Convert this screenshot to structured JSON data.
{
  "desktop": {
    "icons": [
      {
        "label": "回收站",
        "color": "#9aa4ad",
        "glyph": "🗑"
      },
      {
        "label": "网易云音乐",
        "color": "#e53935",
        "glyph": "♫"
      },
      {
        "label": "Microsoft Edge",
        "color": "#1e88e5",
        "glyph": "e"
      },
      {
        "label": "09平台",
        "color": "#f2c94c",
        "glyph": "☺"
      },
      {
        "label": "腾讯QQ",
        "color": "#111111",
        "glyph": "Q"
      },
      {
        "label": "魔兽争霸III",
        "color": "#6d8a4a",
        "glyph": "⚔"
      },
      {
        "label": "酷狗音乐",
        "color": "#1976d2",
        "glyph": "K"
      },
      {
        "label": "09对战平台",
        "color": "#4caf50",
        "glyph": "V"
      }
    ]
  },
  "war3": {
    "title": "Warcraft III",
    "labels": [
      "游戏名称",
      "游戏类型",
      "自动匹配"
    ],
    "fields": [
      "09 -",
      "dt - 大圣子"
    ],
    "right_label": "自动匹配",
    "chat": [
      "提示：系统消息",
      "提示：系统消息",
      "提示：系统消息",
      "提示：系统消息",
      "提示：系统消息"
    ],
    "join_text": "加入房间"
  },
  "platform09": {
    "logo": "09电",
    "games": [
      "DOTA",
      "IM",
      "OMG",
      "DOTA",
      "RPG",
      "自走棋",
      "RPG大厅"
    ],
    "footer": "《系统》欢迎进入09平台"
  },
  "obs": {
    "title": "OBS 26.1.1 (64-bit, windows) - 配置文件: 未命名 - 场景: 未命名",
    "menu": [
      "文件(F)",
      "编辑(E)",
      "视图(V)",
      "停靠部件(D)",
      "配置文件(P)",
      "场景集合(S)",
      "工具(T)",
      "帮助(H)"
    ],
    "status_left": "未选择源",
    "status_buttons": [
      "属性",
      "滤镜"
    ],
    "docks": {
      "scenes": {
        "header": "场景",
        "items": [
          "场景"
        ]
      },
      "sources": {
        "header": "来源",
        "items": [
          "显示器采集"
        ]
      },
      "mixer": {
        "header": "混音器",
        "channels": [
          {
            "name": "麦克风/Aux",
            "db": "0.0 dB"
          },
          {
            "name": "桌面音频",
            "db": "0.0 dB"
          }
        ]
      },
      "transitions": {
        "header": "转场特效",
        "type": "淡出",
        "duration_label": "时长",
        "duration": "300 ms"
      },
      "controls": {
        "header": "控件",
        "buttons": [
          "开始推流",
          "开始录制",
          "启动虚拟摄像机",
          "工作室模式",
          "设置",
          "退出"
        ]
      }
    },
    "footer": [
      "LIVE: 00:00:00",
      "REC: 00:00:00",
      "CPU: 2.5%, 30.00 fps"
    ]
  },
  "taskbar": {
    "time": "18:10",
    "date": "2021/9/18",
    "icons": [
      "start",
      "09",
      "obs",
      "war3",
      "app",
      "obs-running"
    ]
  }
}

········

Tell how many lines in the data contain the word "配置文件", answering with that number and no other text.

2